BEGIN Provided data

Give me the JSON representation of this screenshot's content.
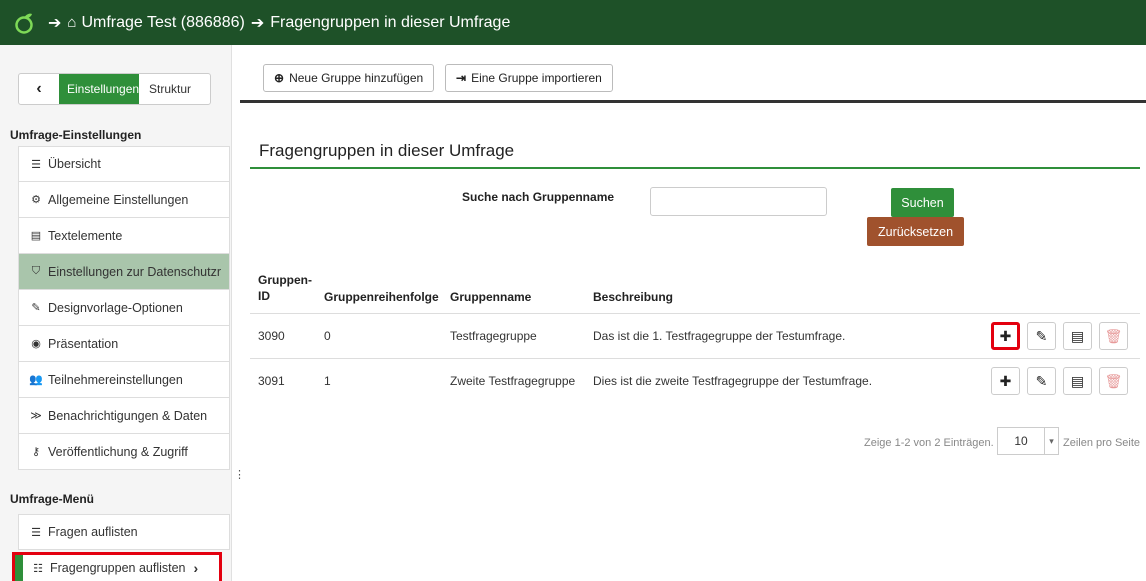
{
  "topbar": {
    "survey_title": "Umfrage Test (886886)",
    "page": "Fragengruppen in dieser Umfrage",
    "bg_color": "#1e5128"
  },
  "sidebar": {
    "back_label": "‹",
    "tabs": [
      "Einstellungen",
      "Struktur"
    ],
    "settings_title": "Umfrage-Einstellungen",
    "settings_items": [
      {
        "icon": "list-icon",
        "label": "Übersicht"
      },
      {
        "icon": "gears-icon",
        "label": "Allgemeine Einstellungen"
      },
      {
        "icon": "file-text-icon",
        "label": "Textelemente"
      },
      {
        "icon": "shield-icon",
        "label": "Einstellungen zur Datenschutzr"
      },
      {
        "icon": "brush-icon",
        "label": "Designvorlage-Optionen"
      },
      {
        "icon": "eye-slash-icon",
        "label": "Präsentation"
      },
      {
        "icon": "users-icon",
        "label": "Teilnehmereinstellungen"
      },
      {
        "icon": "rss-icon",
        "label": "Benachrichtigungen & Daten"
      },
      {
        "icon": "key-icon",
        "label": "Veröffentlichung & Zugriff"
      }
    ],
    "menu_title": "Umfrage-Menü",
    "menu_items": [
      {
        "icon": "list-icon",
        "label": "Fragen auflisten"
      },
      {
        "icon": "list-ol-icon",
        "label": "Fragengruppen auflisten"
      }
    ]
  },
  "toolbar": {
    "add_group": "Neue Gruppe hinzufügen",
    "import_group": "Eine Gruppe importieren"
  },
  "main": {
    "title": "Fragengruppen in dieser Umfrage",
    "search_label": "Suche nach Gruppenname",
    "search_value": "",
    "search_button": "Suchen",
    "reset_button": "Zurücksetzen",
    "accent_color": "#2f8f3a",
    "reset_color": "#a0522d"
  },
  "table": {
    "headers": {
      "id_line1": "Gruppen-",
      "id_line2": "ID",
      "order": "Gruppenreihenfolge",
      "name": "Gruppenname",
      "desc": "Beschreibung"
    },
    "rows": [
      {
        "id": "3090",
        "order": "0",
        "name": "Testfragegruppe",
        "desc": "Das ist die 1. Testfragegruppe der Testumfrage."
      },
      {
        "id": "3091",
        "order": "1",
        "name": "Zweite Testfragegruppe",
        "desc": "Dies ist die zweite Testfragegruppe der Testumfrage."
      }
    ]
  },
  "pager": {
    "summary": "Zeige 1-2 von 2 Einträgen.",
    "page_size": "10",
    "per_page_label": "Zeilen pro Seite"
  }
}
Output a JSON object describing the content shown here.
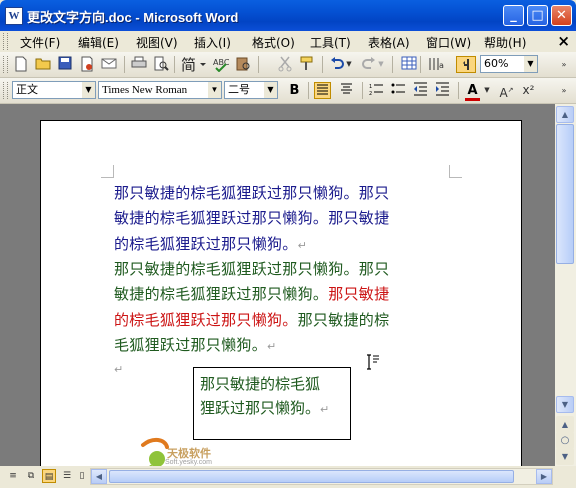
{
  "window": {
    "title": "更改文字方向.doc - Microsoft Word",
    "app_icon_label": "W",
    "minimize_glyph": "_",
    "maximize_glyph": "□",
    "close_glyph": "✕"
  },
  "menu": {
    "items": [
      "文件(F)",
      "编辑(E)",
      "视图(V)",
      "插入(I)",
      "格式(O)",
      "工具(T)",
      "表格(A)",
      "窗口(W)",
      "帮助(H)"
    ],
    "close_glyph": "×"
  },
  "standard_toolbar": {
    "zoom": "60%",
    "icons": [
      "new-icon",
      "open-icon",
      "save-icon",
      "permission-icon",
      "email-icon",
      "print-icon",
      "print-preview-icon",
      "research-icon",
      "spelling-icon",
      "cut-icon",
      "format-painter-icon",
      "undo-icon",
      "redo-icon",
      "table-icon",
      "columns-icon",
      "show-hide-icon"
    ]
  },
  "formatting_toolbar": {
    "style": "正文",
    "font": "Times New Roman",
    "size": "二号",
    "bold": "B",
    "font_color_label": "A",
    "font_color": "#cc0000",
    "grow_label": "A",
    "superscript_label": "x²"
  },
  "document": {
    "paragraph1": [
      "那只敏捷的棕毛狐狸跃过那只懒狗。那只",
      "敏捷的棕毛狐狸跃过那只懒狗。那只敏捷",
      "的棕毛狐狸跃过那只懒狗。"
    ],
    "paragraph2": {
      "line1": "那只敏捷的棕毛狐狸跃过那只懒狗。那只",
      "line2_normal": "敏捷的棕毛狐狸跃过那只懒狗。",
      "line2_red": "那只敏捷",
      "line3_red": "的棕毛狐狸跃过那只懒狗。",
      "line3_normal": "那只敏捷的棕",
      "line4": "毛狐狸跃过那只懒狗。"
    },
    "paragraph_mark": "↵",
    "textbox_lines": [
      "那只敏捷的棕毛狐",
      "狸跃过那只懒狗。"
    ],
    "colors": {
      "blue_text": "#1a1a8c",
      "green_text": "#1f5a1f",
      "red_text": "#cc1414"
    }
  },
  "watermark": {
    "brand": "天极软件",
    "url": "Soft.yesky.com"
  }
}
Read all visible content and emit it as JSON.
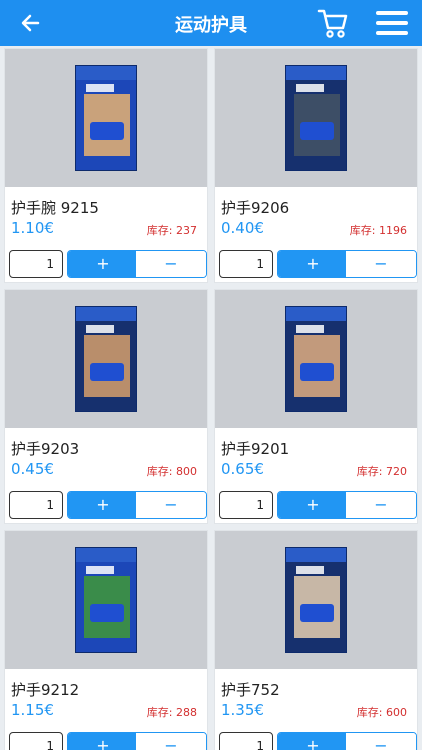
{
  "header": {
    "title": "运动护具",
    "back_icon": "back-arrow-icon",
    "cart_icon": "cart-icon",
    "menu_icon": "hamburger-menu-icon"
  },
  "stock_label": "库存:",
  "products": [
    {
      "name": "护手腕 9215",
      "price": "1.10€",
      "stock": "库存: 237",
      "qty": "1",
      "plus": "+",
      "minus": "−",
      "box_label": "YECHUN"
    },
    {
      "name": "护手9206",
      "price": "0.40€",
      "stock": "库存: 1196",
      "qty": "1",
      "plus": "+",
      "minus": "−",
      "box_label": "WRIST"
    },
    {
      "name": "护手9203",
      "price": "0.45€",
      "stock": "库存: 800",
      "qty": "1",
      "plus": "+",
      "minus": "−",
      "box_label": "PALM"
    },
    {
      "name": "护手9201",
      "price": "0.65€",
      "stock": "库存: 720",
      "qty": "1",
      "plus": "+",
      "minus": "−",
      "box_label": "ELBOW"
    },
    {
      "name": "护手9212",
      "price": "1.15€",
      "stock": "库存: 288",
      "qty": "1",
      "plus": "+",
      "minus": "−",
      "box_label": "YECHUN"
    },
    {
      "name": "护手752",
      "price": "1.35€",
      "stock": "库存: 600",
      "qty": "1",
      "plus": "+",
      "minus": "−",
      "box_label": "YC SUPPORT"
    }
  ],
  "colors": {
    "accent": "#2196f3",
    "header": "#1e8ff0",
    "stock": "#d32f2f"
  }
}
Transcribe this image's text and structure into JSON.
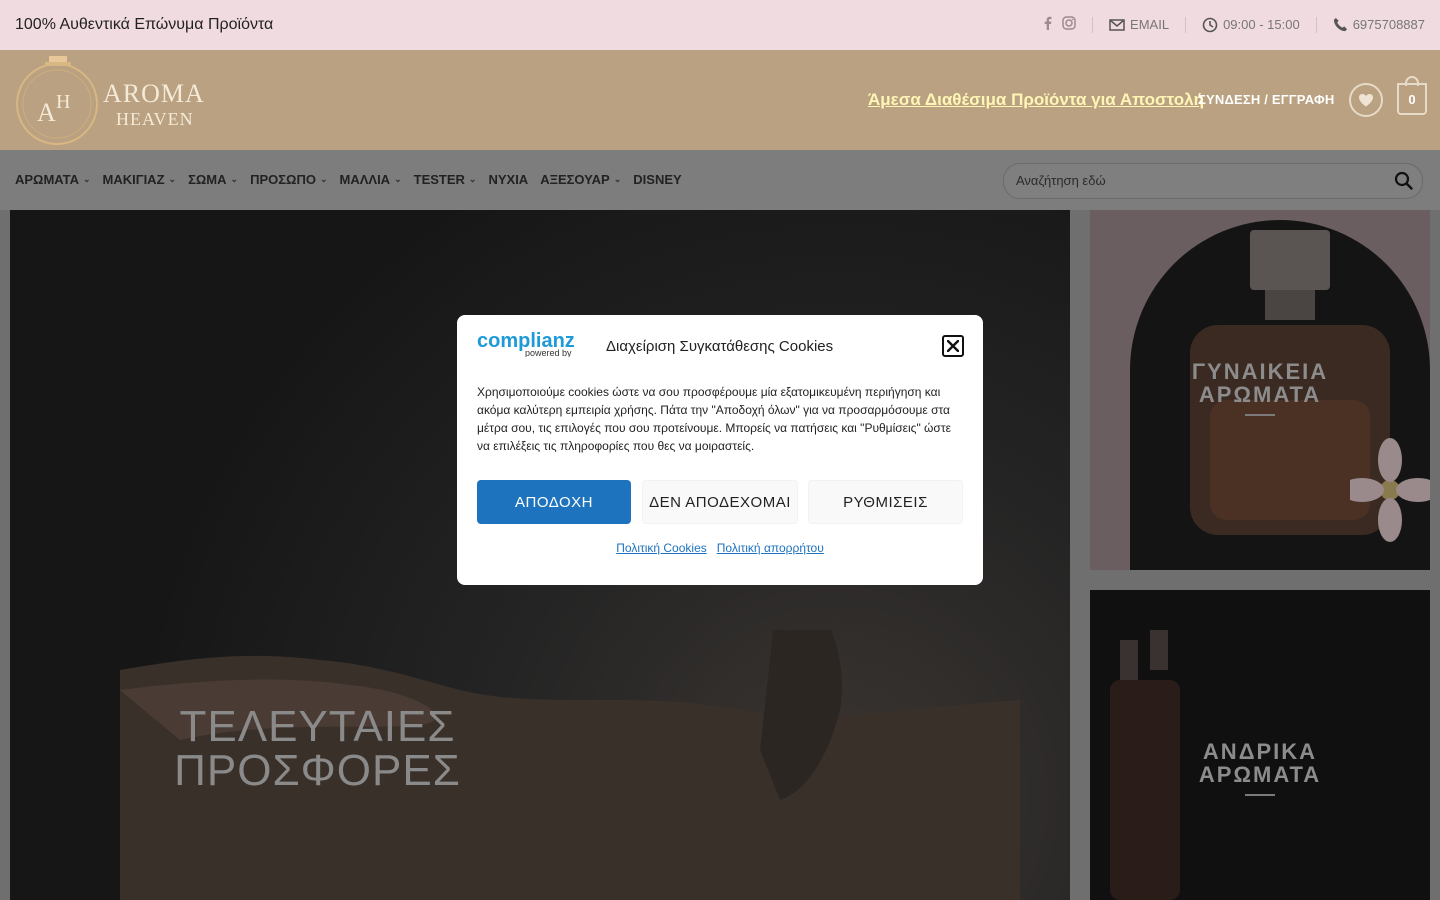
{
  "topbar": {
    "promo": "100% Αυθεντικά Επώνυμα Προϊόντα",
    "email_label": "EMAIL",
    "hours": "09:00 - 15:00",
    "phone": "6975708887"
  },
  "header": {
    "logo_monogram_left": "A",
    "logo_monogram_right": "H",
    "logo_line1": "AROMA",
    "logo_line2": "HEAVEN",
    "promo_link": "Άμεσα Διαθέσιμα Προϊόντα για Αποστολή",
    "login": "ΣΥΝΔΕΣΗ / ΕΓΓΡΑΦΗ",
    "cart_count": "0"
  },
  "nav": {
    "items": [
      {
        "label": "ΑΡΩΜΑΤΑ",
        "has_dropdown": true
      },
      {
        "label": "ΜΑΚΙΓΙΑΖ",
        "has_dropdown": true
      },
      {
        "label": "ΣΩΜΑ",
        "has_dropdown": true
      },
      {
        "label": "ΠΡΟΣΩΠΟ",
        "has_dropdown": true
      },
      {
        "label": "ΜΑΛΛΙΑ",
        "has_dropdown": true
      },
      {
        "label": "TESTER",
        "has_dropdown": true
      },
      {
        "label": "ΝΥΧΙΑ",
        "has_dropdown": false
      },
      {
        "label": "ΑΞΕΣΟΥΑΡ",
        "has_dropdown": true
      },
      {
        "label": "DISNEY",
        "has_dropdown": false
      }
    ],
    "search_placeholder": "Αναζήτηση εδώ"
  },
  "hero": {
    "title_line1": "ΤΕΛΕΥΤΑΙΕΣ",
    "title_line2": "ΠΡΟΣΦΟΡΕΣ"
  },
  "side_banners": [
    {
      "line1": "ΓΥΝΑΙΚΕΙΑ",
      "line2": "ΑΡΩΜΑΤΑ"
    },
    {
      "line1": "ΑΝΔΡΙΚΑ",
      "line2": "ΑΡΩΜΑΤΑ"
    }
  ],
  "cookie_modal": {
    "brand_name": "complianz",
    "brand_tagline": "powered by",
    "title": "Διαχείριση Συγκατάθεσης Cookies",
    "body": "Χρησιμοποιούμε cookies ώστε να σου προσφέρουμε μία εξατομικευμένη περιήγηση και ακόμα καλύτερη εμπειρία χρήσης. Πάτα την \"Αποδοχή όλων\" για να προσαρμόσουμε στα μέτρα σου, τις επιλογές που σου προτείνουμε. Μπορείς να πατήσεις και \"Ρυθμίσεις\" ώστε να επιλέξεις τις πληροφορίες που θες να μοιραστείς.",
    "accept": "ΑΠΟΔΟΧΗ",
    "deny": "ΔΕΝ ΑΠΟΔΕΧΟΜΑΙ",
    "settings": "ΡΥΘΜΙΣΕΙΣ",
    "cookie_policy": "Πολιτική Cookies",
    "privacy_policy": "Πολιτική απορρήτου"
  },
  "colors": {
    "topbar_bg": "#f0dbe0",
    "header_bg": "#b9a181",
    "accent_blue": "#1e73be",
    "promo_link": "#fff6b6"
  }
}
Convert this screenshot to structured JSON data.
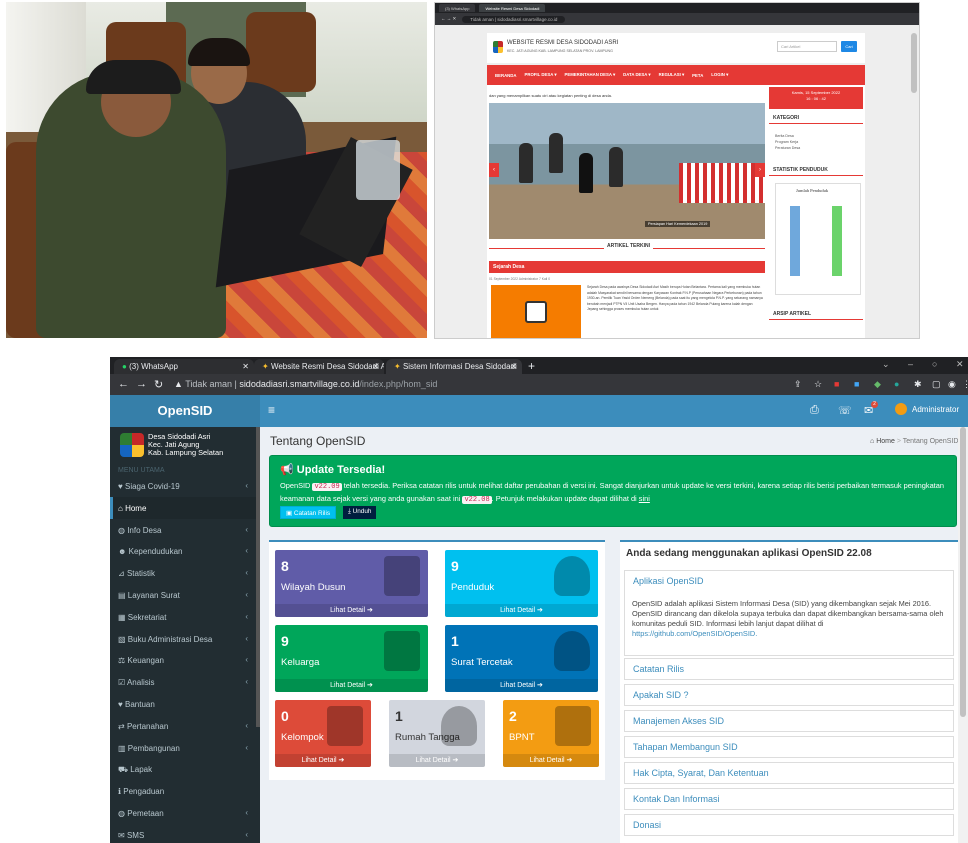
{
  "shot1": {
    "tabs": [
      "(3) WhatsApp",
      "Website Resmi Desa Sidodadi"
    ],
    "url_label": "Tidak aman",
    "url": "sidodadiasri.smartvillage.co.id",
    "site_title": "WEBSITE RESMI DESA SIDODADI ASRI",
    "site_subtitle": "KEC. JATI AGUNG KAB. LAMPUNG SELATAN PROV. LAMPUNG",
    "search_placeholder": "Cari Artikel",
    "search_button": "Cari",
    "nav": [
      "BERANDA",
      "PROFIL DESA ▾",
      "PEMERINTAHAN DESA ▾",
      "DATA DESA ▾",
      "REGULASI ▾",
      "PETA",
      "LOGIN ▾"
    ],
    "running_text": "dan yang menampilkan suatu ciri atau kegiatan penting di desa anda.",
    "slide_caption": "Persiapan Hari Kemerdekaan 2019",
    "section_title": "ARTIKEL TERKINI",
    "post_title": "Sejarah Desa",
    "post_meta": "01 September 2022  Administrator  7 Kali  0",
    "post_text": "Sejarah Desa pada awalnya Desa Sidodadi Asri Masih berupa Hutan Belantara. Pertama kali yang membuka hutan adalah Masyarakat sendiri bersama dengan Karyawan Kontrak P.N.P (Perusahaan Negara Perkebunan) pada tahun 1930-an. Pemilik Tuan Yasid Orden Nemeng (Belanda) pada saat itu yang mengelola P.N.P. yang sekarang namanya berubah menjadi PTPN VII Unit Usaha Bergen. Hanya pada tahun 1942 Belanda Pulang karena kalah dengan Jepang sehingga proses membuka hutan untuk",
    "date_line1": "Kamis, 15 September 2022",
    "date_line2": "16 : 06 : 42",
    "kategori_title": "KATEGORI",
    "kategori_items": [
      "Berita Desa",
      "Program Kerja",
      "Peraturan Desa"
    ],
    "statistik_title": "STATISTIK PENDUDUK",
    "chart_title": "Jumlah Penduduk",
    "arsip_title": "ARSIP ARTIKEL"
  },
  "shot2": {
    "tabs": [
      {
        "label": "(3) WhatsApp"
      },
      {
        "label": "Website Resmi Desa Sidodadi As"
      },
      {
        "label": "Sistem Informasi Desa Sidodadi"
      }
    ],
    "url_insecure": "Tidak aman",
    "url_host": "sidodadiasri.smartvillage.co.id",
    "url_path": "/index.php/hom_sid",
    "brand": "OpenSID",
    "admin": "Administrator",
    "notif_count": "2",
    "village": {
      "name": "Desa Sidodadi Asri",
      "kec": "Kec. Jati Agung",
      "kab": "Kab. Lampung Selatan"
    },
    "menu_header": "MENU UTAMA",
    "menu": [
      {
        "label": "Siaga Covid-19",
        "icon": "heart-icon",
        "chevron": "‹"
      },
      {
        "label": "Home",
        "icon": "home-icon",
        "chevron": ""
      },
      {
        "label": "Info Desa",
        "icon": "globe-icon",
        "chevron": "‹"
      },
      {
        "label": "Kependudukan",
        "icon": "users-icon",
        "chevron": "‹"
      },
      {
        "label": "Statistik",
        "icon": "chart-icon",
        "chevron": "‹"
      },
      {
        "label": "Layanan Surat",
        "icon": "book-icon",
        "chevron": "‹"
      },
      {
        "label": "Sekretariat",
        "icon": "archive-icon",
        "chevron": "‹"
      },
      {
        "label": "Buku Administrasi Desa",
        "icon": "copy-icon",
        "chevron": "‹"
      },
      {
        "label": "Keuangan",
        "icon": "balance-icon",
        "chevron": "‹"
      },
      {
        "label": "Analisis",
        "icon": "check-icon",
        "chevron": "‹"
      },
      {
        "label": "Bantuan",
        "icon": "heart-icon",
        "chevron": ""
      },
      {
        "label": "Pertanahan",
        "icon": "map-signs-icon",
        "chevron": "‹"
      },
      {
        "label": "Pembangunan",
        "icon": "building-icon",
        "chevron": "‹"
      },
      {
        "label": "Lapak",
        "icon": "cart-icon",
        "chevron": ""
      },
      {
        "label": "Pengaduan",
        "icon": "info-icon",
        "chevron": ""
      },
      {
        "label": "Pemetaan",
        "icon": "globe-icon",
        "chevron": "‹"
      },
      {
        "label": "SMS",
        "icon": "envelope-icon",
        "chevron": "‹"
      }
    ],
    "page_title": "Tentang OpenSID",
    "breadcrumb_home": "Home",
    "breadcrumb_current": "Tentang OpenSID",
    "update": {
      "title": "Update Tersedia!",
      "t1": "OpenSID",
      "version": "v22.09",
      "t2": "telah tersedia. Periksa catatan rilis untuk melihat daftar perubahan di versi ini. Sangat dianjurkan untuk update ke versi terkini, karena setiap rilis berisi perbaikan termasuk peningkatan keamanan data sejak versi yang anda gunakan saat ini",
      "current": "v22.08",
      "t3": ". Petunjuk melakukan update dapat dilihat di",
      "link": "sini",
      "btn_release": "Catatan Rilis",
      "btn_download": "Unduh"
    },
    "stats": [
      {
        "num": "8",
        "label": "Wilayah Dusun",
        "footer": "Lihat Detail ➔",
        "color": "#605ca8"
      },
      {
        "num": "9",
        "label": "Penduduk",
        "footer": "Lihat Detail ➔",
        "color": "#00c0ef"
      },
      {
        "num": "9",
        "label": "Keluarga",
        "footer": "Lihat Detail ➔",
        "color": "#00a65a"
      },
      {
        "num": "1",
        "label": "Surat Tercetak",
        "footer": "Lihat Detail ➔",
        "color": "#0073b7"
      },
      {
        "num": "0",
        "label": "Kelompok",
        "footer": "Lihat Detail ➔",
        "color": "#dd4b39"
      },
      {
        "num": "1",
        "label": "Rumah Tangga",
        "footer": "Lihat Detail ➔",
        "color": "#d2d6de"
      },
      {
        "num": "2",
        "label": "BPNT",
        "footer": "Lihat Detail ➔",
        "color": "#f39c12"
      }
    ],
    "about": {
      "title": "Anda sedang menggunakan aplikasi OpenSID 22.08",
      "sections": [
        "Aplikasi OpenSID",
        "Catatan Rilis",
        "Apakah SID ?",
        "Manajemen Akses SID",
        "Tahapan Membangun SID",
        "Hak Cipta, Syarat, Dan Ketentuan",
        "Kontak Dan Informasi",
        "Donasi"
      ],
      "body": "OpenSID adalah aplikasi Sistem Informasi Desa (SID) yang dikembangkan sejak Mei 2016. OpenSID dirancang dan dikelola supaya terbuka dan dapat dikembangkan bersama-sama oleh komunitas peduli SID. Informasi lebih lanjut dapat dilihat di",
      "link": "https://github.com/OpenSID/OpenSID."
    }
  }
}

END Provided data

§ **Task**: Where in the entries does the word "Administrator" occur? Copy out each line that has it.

§ **Written solution**:
    "post_meta": "01 September 2022  Administrator  7 Kali  0",
    "admin": "Administrator",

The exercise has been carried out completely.